In "Bartleby the Scrivener," Melville focuses on the repetition of the statement, "I would prefer not to" by Bartley symbolizes confrontations in the narrative (8). He keeps staring out of the window and this does not go down well with his boss who expects him to listen to instructions. Later on, the conflict escalates when he is thrown out of the building that not only served as his
This is a physical search rather than one of righteousness or personal continuity, but it is important nevertheless. Rapp’s search for the assassins constitutes the majority of the rising action in the novel. Flynn writes, “Failure was unacceptable. The thought of them getting away (Metaphor) with it, the knowledge that the longer he stayed cooped up in this room, the more likely it was that the killers would simply disappear, was what stopped his descent into darkness and depression” (Flynn 458). It is a gross understatement to say that Rapp is depressed.
In “Prologue of an Invisible Man”, Ellison was tired of being marginalized and unseen because of his differences.
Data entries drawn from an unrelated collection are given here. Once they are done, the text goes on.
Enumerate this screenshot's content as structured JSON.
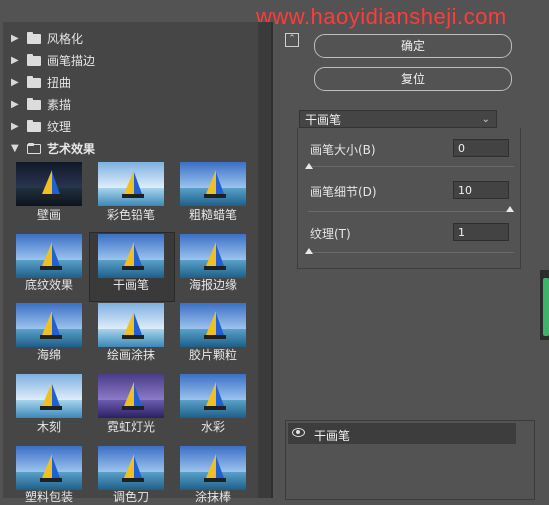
{
  "watermark": "www.haoyidiansheji.com",
  "categories": [
    {
      "label": "风格化"
    },
    {
      "label": "画笔描边"
    },
    {
      "label": "扭曲"
    },
    {
      "label": "素描"
    },
    {
      "label": "纹理"
    },
    {
      "label": "艺术效果"
    }
  ],
  "filters": [
    {
      "label": "壁画"
    },
    {
      "label": "彩色铅笔"
    },
    {
      "label": "粗糙蜡笔"
    },
    {
      "label": "底纹效果"
    },
    {
      "label": "干画笔"
    },
    {
      "label": "海报边缘"
    },
    {
      "label": "海绵"
    },
    {
      "label": "绘画涂抹"
    },
    {
      "label": "胶片颗粒"
    },
    {
      "label": "木刻"
    },
    {
      "label": "霓虹灯光"
    },
    {
      "label": "水彩"
    },
    {
      "label": "塑料包装"
    },
    {
      "label": "调色刀"
    },
    {
      "label": "涂抹棒"
    }
  ],
  "selected_filter": "干画笔",
  "buttons": {
    "ok": "确定",
    "reset": "复位"
  },
  "filter_select": {
    "value": "干画笔"
  },
  "params": [
    {
      "label": "画笔大小(B)",
      "value": "0",
      "slider_fraction": 0.0
    },
    {
      "label": "画笔细节(D)",
      "value": "10",
      "slider_fraction": 1.0
    },
    {
      "label": "纹理(T)",
      "value": "1",
      "slider_fraction": 0.0
    }
  ],
  "layer": {
    "label": "干画笔"
  },
  "icons": {
    "collapse": "chevron-up-icon",
    "eye": "eye-icon",
    "folder": "folder-icon"
  },
  "colors": {
    "panel": "#535353",
    "watermark": "#ff3b3b",
    "accent": "#3fb36a"
  }
}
The laws that marginalized him, bumped into him day after day. Ellison couldn’t take being bumped against anymore and wrote, “...out of resentment, you begin to bump people back” (37). In order for change to occur, there needs to be a driving force. He explains that he can be irresponsible because there is no driving force to keep him from being responsible.
Facing adversity, especially when it has caused pain in the past, is not an easy task. Many push through it and continue on with their lives, but others, like William Forrester, find themselves stuck and unwilling to face the world in fear of being hurt again. Forrester is a Pulitzer Prize winning author who has a dark past that has caused him immense pain. Forrester avoids his pain by locking himself within his apartment, and keeping all of his work within it. While this indeed shelters him from some of his anxiety, he also leaves himself closed off to all of the wonders that life can present.
Edgar Allan Poe creates an atmosphere of fear and dread in “The Tell-Tale Heart” through the narrator and the insanity that is portrayed. The narrator displays a kind of manner that helps bring the fear out of the story. The narrator is always trying to prove to the reader that he is not a mad man as shown when he stalks the old man for days and then something happens: “For a whole hour I did not move a muscle, and in the meantime I did not hear him lie down” (Poe 304). He wanted to dig deep in the old man’s fear and the reason he did all of this for eight nights was to get rid of that evil eye. He tries to convince the reader of how meticulously he cleans the dismembered body and how clever he was in completing this task: “If still you think
This quote states that McCandless’s behavior is not completely unique or unusual. Though he obviously lives in a way that very few do, and particularly very few who grow up with the opportunities he has, the motive behind his behavior is not uncommon. This also reflects the idea that he would have been looked upon with appreciation and would have been considered a person who had accomplished something impressive. Because he died, however, many have criticized him, and have seen in his daring only arrogance and stupidity, when in reality it was probably mostly influenced by his crave for adventure.